Of course, no two gyms are alike and some are earthier and more visceral than others. Either way, here are a few pointers to having a good experience at a gym and getting along with fellow trainers, and staff.


Please observe hygiene recommendations.

Use towels, wipe down equipment, wash your hands before starting if you think of it. It's not prissy or sissy to be careful of cross-infection in this era. Don't go to the gym if you have a cold or especially influenza or something equally as infectious or contagious.

Consider Other Trainers

  • If the gym is busy, don't hog workstations or weights. Doing circuits or routines where you progress or alternate from one piece of equipment to another and repeat so that you have equipment tied up for your exclusive use is not a good practice. You can do this in less busy hours when it does not inconvenience anyone.
  • Similarly, for popular exercise stations, it's probably not time to do your favorite six sets of twenty squats with two minutes between sets if people are lining up for the squat rack.
  • Ensure you place equipment such as free weights, dumbbells, barbells and other equipment back on racks when you finish. This is not only common courtesy but also contributes to safety.
  • When using machine workstations, make some attempt to leave the workstation at something near a neutral position. For example, don't leave 350 pounds (160 kg) on the leg press machine!
  • Same with showers and other utilities like coffee services, etc.—when the gym is busy, get in and get out.

Exercise Safely

  • It is a gym, and you do need to move in open spaces, often with heavy equipment, and in various directions when doing certain exercises. Make sure you leave sufficient space between you and the person next to you, especially when doing explosive exercises like cleans, push presses, thrusters, and others. Conversely, don't get too close to the guy or gal gearing up for such exercises.
  • It's not a good idea to wander around the gym with headphones on, listening to music. On a treadmill or bike, perhaps, but not in general weight lifting. You might need to hear a warning shout.
  • If you are a novice, ask a supervising trainer if you're not sure of correct lifting form for any exercise. This is important for injury prevention, as well as better results.
  • Wear close-fitting gear. Loose clothing can catch on machinery or free weights and cause accidents and injury.
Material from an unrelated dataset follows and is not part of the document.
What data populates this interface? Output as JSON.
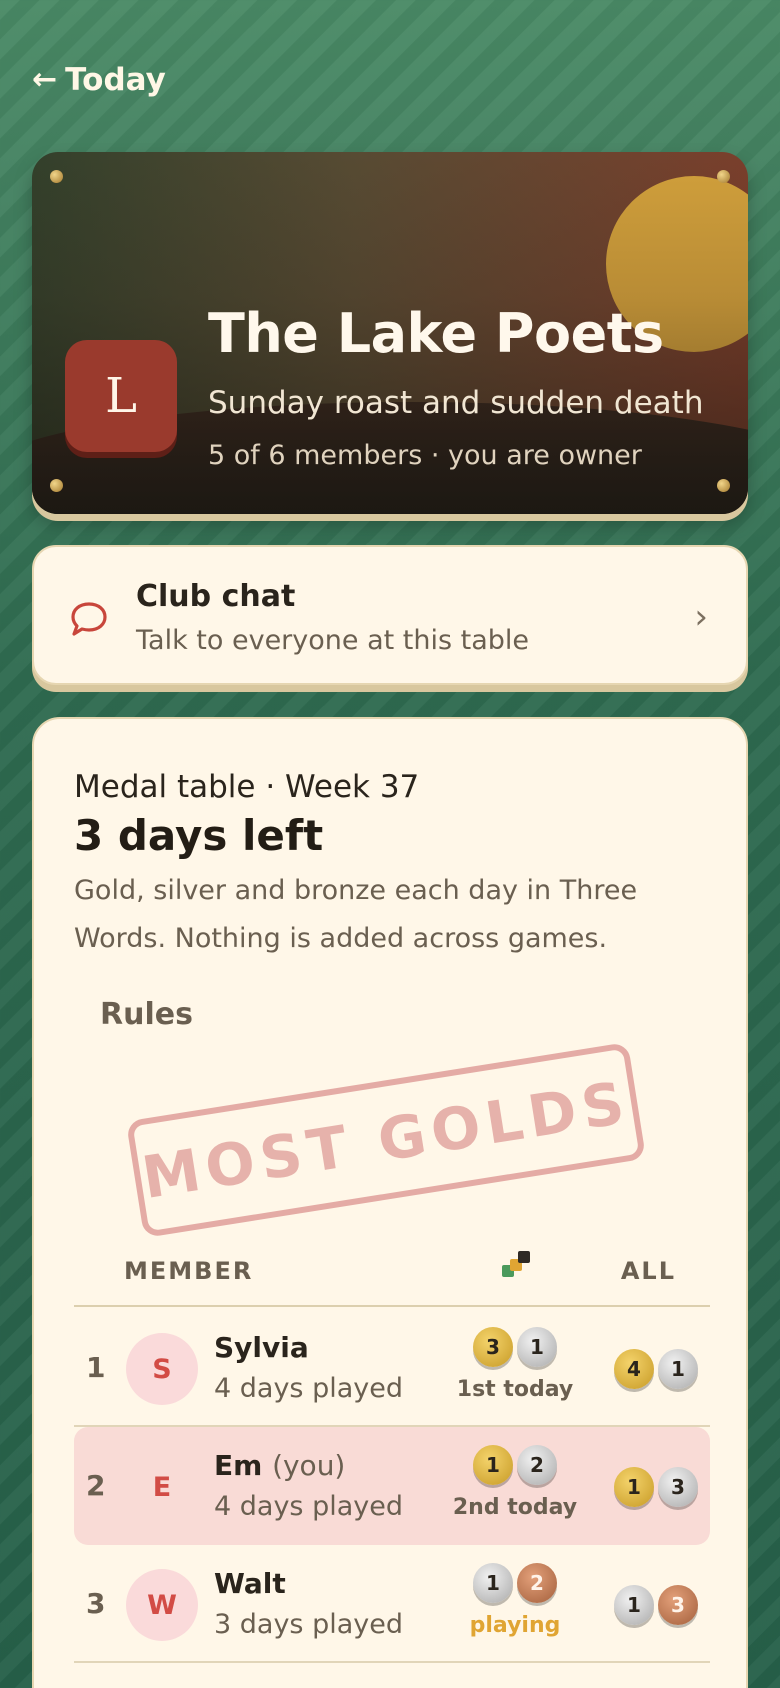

In a similar context, wear modest gear; the gym is not the place to advertise your personal credentials, although that mostly relates to things that dangle, jiggle, or threaten to display themselves in an explosive moment of revelation.

Happy training!